Airfare can fluctuate drastically -- learn how to keep an eye on airfare.
The cost of airfare can fluctuate up and down without warning. The price to fly from Dallas to San Francisco may cost twice what it did two months ago and drop back to the lower fare a month later. Rapidly changing airfares can be a big hassle to frequent business or casual travelers, but if the timing is right travelers can save a bundle.
While many people would agree airfares have generally increased along with prices everywhere else, the exact amount is uncertain. For example, in September 2008, the Associated Press reported that while overall fares rose six to 11 percent in 2008, fares actually dropped in some major cities like New York and Phoenix. Some who follow the airline industry suggest that may not be accurate, claiming certain surcharges may not be counted. Sometimes what seems like a bargain isn't quite such a buy once all the taxes and fees are added in. Either way, estimating airfare and finding the best price can be a challenge.
Airfares were at one time subject to heavy regulation from the Civil Aeronautics Board (CAB). But in the 1970s the public and politicians insisted the CAB was making fares too high and the airline industry should be free to let the open market determine the pricing. The Airline Deregulation Act was signed into law in 1978. Experts believe that airfares have dropped as much as 30 percent (inflation adjusted) since the law was enacted.
Several factors can determine airfares, but most air travel authorities cite competition as the number one factor. If there are a number of carriers flying out of a particular airport, the airfare is reduced. This is because all the airlines are competing for a limited number of passengers. Throw a discount carrier in the mix and the competition is even greater. Paying for the perk of last-minute booking and a refundable or changeable ticket is also going to increase the airfare. Gas prices have an impact on the fares as well.
The season plays a big role in determining airfare, especially during holidays when travel demand is at its peak. Based on the standard economic theory of supply and demand, the demand is high and people are willing to pay more. The least expensive day to fly is often on the actual holiday itself, such as Thanksgiving Day or Christmas Day.

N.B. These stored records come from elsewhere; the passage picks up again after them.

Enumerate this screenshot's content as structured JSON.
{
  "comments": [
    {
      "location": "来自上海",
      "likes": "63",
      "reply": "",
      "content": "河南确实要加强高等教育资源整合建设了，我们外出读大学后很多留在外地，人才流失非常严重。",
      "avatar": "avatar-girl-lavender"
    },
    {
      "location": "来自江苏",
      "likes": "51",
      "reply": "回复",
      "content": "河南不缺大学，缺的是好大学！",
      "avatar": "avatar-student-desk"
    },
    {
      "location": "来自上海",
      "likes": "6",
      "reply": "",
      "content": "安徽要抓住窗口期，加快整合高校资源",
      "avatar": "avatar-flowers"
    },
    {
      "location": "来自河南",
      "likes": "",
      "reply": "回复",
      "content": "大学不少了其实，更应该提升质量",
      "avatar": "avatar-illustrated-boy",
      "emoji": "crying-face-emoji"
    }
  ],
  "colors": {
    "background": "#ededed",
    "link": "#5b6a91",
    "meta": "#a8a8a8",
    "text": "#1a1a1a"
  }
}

The airports can play a role in airfares. Many airports, especially the larger airports, place surcharges on the airlines to fund upgrades to their facilities, and the airlines tack those onto the airfare. These fees are often referred to as Passenger Facility Charges. Some may not know that actual total airfares are never as advertised. The posted price won't include the numerous fees and taxes like fuel surcharges, airport facility charges, 9/11 security fees and baggage fees among others.
Finally, many of the larger "legacy" airlines like American, Delta and United have a tiered fare structure that usually includes three classes: First Class, Business and Coach. Airfare is determined based on the level of services and amenities the passenger receives.
There are airlines, however, that directly try to offer lower fares than the major carriers and also impact the airfare charged by the competition. These "low-fare carriers," like Southwest and JetBlue, usually offer the same fare on all seats (no first-class or business sections), operate from smaller airports and keep their flights' stops in a straight line - known as a "point-to-point" schedule. They use these cost-cutting measures to pass the savings on to their passengers. The mere presence of a low-fare carrier in a city can make airfares drop in that area.
Non-stop flights are sometimes the most expensive, especially with long-distance flights, as airlines follow the belief that passengers will sacrifice cost for not dealing with layovers. Also, airfare for one-way tickets, last-minute travel or for refundable tickets is almost always higher. This is why a passenger in one seat could possibly have paid hundreds less than the passenger in the next seat. Bargain hunters will often have to accept flights that involve at least one extra stop along their path. This is often very inconvenient when flying on an airline that doesn't fly a point-to point schedule, as passengers may see their flight travel in the opposite direction before turning around to their destination. Many people simply choose the low-fare carriers and stick with them.
Passengers will often save money by booking fights in advance. Twenty-one days is usually the standard minimum time needed to get a good discounted airfare. Travelers often get better deals if they stay over a Saturday night and if they travel on Tuesday or Wednesday.
Frequent travelers, especially business travelers, like to use "frequent flyer" programs, in which they use one airline or a credit card that will record their travel miles and give them discounted or free flights after logging a certain amount of miles. Frequent flyer members can also often take advantage of last-minute specials offered by the airlines especially for them.
It is not recommended that travelers let travel agencies do the work for them as that just throws another fee into the mix; the traveler doesn't have to pay this out of pocket, but one can bet it will be added in somewhere. It is better for travelers to do their own booking online at the airline's Web site or at some other discount site. Kiplinger recommends the following sites for locating the best airfare:
The truth is that airfare used to be a mystery, but with tougher competition, companies tightening their wallets on business travel and a savvier consumer, the mystery is unraveling. Even in today's market, people will continue to fly, but with a little research, they can do so with the confidence that they saved some money along the way.